- _Goal of the exercise_
Check each line of the material for the string "data", and copy the lines that have it.

- _Records for processing_

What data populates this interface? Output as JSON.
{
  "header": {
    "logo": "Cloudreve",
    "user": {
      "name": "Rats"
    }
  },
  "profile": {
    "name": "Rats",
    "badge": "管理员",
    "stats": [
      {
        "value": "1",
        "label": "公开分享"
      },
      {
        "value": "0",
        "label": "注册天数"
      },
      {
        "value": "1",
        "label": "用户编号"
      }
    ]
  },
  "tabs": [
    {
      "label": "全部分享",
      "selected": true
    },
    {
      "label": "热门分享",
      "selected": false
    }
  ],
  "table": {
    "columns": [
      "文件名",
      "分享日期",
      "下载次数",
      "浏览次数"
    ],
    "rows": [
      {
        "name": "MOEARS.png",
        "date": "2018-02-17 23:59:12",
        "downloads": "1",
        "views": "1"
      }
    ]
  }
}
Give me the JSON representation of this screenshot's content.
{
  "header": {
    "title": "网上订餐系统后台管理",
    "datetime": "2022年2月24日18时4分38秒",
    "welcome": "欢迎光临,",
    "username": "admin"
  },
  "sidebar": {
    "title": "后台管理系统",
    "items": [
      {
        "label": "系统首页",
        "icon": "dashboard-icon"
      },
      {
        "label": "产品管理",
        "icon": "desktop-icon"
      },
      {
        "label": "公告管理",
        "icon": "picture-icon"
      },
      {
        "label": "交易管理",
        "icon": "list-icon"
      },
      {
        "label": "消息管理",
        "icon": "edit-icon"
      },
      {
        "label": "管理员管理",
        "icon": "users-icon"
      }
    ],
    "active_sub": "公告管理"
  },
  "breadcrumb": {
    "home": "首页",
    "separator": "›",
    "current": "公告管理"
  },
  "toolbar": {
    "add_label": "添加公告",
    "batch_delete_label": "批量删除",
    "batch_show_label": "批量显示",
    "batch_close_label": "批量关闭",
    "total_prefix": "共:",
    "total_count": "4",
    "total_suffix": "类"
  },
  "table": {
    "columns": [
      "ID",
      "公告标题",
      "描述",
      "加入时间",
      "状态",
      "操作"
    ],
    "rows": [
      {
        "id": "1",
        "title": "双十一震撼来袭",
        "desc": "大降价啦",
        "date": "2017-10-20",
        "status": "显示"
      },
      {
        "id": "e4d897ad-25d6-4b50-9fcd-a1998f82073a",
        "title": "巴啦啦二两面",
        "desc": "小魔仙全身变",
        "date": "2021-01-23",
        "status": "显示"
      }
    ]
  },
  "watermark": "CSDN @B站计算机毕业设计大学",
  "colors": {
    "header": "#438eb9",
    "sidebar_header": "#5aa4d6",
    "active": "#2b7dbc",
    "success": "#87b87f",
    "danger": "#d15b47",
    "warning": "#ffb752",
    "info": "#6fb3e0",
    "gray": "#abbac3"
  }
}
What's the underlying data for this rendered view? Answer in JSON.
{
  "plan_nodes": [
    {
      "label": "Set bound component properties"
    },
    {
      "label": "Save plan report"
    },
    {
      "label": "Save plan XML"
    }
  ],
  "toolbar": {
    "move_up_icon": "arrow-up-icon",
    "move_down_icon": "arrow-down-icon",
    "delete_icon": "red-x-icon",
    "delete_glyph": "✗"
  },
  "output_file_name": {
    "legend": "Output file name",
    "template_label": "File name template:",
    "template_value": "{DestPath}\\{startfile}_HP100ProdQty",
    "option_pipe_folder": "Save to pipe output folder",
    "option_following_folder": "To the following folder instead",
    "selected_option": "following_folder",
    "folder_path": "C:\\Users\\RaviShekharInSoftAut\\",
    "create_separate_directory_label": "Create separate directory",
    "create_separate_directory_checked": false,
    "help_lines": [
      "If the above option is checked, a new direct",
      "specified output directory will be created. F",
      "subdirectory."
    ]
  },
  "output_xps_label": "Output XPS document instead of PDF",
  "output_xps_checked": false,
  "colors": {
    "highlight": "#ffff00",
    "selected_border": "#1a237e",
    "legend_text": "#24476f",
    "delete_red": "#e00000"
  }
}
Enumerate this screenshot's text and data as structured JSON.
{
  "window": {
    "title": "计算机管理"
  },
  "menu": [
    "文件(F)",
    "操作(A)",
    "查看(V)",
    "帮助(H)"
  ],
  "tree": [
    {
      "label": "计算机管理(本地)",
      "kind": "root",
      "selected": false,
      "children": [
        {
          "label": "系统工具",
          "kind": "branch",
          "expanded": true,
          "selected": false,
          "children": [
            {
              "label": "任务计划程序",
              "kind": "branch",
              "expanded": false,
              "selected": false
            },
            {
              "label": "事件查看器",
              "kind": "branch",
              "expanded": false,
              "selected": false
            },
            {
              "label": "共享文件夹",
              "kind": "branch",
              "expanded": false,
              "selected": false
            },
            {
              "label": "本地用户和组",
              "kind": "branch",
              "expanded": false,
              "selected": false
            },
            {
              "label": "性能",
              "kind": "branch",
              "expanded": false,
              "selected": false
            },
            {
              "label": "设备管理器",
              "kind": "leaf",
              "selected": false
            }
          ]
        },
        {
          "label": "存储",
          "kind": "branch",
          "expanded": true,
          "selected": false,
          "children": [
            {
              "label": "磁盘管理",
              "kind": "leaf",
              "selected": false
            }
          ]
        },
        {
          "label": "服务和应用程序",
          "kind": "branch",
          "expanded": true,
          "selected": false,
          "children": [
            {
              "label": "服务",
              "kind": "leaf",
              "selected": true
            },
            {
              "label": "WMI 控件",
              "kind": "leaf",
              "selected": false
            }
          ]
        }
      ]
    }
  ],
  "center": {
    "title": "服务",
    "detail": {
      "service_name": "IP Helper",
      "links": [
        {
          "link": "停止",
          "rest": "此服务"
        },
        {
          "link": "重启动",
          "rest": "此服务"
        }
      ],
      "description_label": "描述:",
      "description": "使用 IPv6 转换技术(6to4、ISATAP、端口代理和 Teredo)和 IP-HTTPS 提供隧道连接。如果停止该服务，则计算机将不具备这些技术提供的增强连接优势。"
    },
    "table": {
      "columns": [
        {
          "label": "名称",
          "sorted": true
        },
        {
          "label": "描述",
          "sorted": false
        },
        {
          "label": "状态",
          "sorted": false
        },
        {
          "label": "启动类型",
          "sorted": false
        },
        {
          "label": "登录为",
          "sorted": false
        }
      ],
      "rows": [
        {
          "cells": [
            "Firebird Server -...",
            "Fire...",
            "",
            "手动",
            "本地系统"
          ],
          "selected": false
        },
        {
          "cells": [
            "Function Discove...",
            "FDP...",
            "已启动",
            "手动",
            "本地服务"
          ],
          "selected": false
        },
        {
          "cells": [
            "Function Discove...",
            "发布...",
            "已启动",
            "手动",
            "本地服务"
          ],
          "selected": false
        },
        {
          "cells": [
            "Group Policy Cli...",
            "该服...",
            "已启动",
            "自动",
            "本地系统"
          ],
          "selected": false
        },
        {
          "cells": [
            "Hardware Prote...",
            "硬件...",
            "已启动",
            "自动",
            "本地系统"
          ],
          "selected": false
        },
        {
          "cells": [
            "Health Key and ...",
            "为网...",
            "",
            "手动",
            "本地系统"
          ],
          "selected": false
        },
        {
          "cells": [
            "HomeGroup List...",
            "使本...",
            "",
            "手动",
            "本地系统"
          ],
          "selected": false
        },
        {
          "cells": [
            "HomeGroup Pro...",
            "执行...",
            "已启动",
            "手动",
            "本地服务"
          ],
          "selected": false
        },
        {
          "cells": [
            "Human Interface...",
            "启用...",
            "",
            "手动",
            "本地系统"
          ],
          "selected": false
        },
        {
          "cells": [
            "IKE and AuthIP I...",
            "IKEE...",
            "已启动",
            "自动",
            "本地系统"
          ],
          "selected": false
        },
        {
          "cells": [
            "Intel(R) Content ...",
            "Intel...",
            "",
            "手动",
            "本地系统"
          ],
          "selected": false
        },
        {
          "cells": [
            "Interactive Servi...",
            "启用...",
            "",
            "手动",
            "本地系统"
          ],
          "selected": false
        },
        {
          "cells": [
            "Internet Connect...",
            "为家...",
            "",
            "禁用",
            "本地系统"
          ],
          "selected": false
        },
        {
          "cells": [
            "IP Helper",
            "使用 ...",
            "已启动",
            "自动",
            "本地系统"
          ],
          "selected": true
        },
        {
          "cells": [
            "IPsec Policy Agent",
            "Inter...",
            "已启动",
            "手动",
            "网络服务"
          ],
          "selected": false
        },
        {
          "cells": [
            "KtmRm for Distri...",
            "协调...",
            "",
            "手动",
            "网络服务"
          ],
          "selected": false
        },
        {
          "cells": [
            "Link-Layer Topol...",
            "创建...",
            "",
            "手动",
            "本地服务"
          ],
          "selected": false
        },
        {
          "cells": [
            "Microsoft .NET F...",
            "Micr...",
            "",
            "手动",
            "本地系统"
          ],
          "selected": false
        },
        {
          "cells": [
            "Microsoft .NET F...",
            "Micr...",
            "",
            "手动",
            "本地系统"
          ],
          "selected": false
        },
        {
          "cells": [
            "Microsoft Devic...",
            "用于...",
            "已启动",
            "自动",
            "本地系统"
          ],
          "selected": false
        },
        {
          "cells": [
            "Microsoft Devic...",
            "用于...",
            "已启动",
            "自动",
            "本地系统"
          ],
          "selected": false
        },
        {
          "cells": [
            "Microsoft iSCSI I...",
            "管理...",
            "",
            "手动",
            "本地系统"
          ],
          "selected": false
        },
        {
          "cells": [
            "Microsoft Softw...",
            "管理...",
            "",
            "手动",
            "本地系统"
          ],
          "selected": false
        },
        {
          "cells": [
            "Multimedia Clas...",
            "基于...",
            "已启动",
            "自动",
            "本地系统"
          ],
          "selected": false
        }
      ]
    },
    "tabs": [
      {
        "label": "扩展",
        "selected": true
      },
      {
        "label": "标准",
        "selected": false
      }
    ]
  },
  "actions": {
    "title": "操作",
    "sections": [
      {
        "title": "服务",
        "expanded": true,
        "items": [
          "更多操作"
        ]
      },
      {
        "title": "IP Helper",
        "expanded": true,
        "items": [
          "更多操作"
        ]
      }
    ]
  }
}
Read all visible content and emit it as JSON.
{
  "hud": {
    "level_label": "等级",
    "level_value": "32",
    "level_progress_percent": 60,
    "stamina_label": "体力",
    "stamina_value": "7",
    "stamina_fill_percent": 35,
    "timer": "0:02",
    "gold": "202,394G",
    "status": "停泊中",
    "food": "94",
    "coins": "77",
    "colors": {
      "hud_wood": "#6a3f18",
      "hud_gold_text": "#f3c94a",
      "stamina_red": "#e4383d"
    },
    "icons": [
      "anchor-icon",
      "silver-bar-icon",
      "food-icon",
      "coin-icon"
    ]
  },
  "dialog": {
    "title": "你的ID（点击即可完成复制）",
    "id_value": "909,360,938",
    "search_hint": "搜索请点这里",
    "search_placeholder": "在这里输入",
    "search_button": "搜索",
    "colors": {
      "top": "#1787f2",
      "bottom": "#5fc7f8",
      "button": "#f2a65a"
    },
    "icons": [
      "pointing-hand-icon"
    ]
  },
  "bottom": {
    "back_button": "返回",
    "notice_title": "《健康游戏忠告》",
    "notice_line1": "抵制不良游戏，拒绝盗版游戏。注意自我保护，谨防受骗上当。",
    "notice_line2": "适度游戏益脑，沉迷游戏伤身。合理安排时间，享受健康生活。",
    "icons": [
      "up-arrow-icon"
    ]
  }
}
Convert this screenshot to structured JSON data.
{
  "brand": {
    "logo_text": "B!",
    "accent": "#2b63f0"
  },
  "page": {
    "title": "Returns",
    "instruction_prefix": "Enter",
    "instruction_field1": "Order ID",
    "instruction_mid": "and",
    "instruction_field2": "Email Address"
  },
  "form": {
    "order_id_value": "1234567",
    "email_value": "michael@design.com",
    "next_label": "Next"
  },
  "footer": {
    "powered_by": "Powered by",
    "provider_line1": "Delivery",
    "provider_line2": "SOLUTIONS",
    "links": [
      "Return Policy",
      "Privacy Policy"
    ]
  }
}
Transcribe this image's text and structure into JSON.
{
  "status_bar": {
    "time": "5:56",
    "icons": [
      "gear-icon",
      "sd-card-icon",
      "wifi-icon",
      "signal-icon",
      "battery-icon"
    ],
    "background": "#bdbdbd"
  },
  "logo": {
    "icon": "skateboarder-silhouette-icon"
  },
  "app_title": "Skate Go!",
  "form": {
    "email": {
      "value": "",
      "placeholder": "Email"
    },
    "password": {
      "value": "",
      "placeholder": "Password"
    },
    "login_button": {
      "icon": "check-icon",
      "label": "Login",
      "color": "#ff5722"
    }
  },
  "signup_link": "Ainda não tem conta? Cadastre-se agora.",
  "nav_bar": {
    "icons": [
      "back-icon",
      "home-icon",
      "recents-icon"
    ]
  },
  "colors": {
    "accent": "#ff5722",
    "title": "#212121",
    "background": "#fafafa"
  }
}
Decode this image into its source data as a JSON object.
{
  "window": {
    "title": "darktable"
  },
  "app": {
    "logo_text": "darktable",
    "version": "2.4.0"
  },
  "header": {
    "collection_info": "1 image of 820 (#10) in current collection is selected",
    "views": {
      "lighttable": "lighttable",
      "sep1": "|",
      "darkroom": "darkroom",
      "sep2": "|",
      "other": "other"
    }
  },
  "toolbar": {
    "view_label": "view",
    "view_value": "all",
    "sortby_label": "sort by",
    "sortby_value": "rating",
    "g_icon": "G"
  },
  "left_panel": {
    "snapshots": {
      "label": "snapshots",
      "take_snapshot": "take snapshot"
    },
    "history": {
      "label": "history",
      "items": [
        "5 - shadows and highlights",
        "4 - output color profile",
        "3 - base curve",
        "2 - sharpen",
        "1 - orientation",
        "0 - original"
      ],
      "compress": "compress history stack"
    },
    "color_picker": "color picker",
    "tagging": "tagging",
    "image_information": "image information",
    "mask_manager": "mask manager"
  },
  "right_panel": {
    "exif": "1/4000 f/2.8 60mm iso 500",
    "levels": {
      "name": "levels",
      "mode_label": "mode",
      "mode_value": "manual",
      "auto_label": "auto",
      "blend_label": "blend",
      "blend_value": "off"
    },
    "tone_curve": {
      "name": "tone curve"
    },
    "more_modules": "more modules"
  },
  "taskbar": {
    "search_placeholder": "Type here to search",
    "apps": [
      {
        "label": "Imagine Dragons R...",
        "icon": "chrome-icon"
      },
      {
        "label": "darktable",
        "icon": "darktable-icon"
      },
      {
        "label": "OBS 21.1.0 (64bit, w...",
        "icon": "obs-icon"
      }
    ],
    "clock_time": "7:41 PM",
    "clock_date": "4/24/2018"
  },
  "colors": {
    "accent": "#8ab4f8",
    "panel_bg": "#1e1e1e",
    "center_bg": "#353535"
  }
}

- _Response to this task_
What data populates this interface? Output as JSON.
What's the underlying data for this rendered view? Answer in JSON.
Enumerate this screenshot's text and data as structured JSON.
Convert this screenshot to structured JSON data.
Decode this image into its source data as a JSON object.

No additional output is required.